After the brass is trimmed to length the leading edge of the case is flat and will sometimes have a small brass burr. Running the drill at a low RPM and touching the case against the deburring tool with slight pressure will chamfer the inside edge of the case. It is my opinion that this is a very important step in the process. Why? The chamfer removes any brass that may scratch or damage the bullet during seating process and in my mind that leads to better accuracy from loads. I’ve not found any reason to chamfer the outside edge because the crimp die takes care of this step when the case is reloaded.
Step 4 – Primer Pocket Holes: A lot of the brass that I pick up has been crimped which usually comes from a requirement put out by the military. Loading a new primer into a crimped primer pocket usually results in the new primer being deformed or even destroyed. With a flip of the wrist I turn the brass over and touch the primer pocket to the reamer leaving a slight beveled edge leading into the primer pocket. Remember, we don’t want to alter the dimensions of the primer pocket; we just want to make sure it accepts a new primer without deforming it.
Step 5 – Shake It: Steps 2-4 are somewhat messy and it’s a good idea to clean things up a bit. I like to take the brass that has been prepared and run it back through a media shaker over a garbage can. This helps remove any filings or trimming before running the brass through my reloading machine.
Step 6 – Reloading Time: I will reset all of the stations on the press so that the powder dump is ready to distribute Ramshot Tac, primers are loaded into the tube feeder; and, the bullet seating and crimp dies are reset back into their proper settings to deliver and set bullets into the cases. With a case feeder loaded with lubed brass now is the time to start pulling the handle. Within an hour or two the loading operation is complete.

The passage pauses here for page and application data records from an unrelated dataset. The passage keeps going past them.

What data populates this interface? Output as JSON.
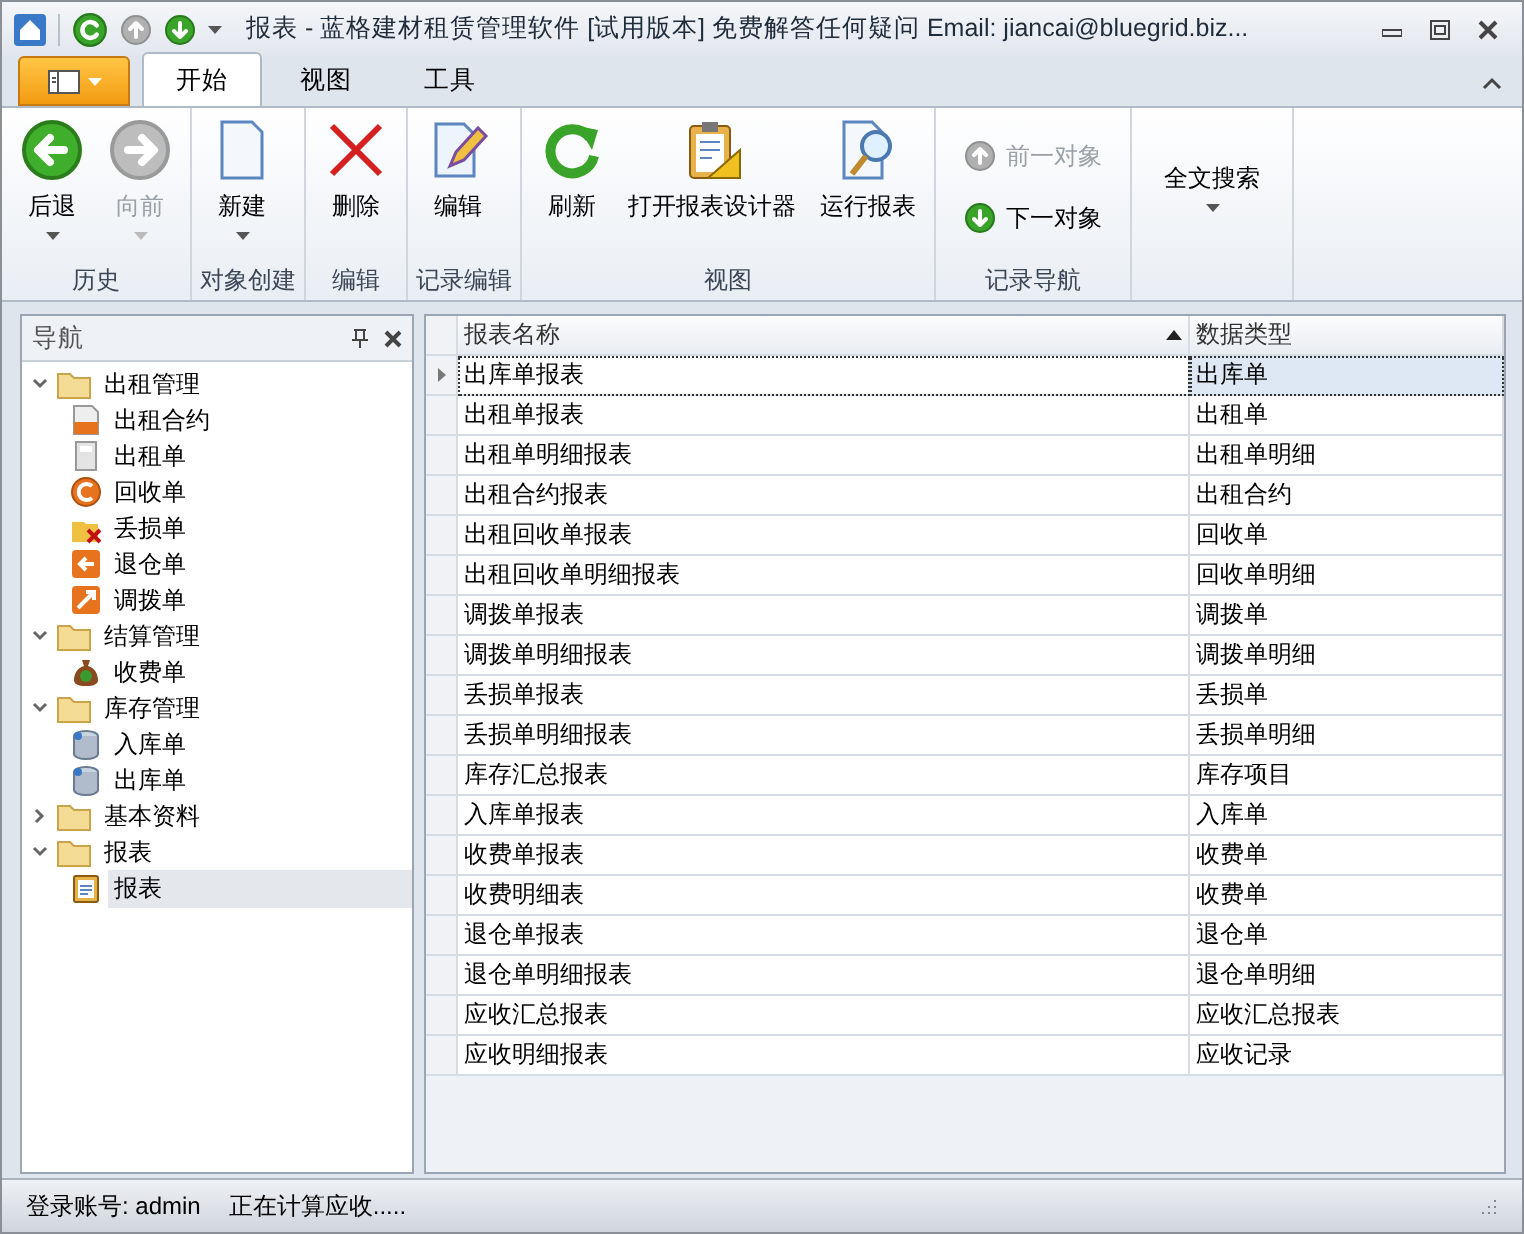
{
  "window": {
    "title": "报表 - 蓝格建材租赁管理软件 [试用版本] 免费解答任何疑问 Email:  jiancai@bluegrid.biz..."
  },
  "ribbon_tabs": [
    {
      "label": "开始",
      "selected": true
    },
    {
      "label": "视图",
      "selected": false
    },
    {
      "label": "工具",
      "selected": false
    }
  ],
  "ribbon_groups": [
    {
      "label": "历史",
      "large_buttons": [
        {
          "label": "后退",
          "kind": "back",
          "disabled": false,
          "dropdown": true
        },
        {
          "label": "向前",
          "kind": "forward",
          "disabled": true,
          "dropdown": true
        }
      ]
    },
    {
      "label": "对象创建",
      "large_buttons": [
        {
          "label": "新建",
          "kind": "new",
          "disabled": false,
          "dropdown": true
        }
      ]
    },
    {
      "label": "编辑",
      "large_buttons": [
        {
          "label": "删除",
          "kind": "delete",
          "disabled": false,
          "dropdown": false
        }
      ]
    },
    {
      "label": "记录编辑",
      "large_buttons": [
        {
          "label": "编辑",
          "kind": "edit",
          "disabled": false,
          "dropdown": false
        }
      ]
    },
    {
      "label": "视图",
      "large_buttons": [
        {
          "label": "刷新",
          "kind": "refresh",
          "disabled": false,
          "dropdown": false
        },
        {
          "label": "打开报表设计器",
          "kind": "designer",
          "disabled": false,
          "dropdown": false
        },
        {
          "label": "运行报表",
          "kind": "run",
          "disabled": false,
          "dropdown": false
        }
      ]
    },
    {
      "label": "记录导航",
      "small_buttons": [
        {
          "label": "前一对象",
          "kind": "up",
          "disabled": true
        },
        {
          "label": "下一对象",
          "kind": "down",
          "disabled": false
        }
      ]
    },
    {
      "large_buttons": [
        {
          "label": "全文搜索",
          "kind": "text",
          "disabled": false,
          "dropdown": true
        }
      ]
    }
  ],
  "navigation": {
    "title": "导航",
    "tree": [
      {
        "label": "出租管理",
        "kind": "folder",
        "expanded": true,
        "selected": false,
        "children": [
          {
            "label": "出租合约",
            "kind": "contract",
            "selected": false
          },
          {
            "label": "出租单",
            "kind": "calc",
            "selected": false
          },
          {
            "label": "回收单",
            "kind": "recycle",
            "selected": false
          },
          {
            "label": "丢损单",
            "kind": "loss",
            "selected": false
          },
          {
            "label": "退仓单",
            "kind": "return",
            "selected": false
          },
          {
            "label": "调拨单",
            "kind": "transfer",
            "selected": false
          }
        ]
      },
      {
        "label": "结算管理",
        "kind": "folder",
        "expanded": true,
        "selected": false,
        "children": [
          {
            "label": "收费单",
            "kind": "money",
            "selected": false
          }
        ]
      },
      {
        "label": "库存管理",
        "kind": "folder",
        "expanded": true,
        "selected": false,
        "children": [
          {
            "label": "入库单",
            "kind": "db",
            "selected": false
          },
          {
            "label": "出库单",
            "kind": "db",
            "selected": false
          }
        ]
      },
      {
        "label": "基本资料",
        "kind": "folder",
        "expanded": false,
        "selected": false
      },
      {
        "label": "报表",
        "kind": "folder",
        "expanded": true,
        "selected": false,
        "children": [
          {
            "label": "报表",
            "kind": "report",
            "selected": true
          }
        ]
      }
    ]
  },
  "grid": {
    "columns": [
      {
        "label": "报表名称",
        "sorted": true
      },
      {
        "label": "数据类型",
        "sorted": false
      }
    ],
    "rows": [
      {
        "cells": [
          "出库单报表",
          "出库单"
        ],
        "selected": true
      },
      {
        "cells": [
          "出租单报表",
          "出租单"
        ],
        "selected": false
      },
      {
        "cells": [
          "出租单明细报表",
          "出租单明细"
        ],
        "selected": false
      },
      {
        "cells": [
          "出租合约报表",
          "出租合约"
        ],
        "selected": false
      },
      {
        "cells": [
          "出租回收单报表",
          "回收单"
        ],
        "selected": false
      },
      {
        "cells": [
          "出租回收单明细报表",
          "回收单明细"
        ],
        "selected": false
      },
      {
        "cells": [
          "调拨单报表",
          "调拨单"
        ],
        "selected": false
      },
      {
        "cells": [
          "调拨单明细报表",
          "调拨单明细"
        ],
        "selected": false
      },
      {
        "cells": [
          "丢损单报表",
          "丢损单"
        ],
        "selected": false
      },
      {
        "cells": [
          "丢损单明细报表",
          "丢损单明细"
        ],
        "selected": false
      },
      {
        "cells": [
          "库存汇总报表",
          "库存项目"
        ],
        "selected": false
      },
      {
        "cells": [
          "入库单报表",
          "入库单"
        ],
        "selected": false
      },
      {
        "cells": [
          "收费单报表",
          "收费单"
        ],
        "selected": false
      },
      {
        "cells": [
          "收费明细表",
          "收费单"
        ],
        "selected": false
      },
      {
        "cells": [
          "退仓单报表",
          "退仓单"
        ],
        "selected": false
      },
      {
        "cells": [
          "退仓单明细报表",
          "退仓单明细"
        ],
        "selected": false
      },
      {
        "cells": [
          "应收汇总报表",
          "应收汇总报表"
        ],
        "selected": false
      },
      {
        "cells": [
          "应收明细报表",
          "应收记录"
        ],
        "selected": false
      }
    ]
  },
  "status_bar": {
    "user": "登录账号: admin",
    "message": "正在计算应收....."
  }
}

Using a case check gauge made from the same machine that cut your barrels chamber is money in the bank. Visit with the manufacturer and see if one is available for purchase. Not all chambers are the same, not all dies are the same, and not all case check gauges are the same. Our goal when reloading is to create ammunition that is dependable, accurate, and consistent. I have found that adding the previous steps to this process insures higher quality and consistent rounds without a lot of waste. Stay within the specifications of the loading manual and enjoy the rewards of your efforts. Keep them in the A-Zone ~ Sterling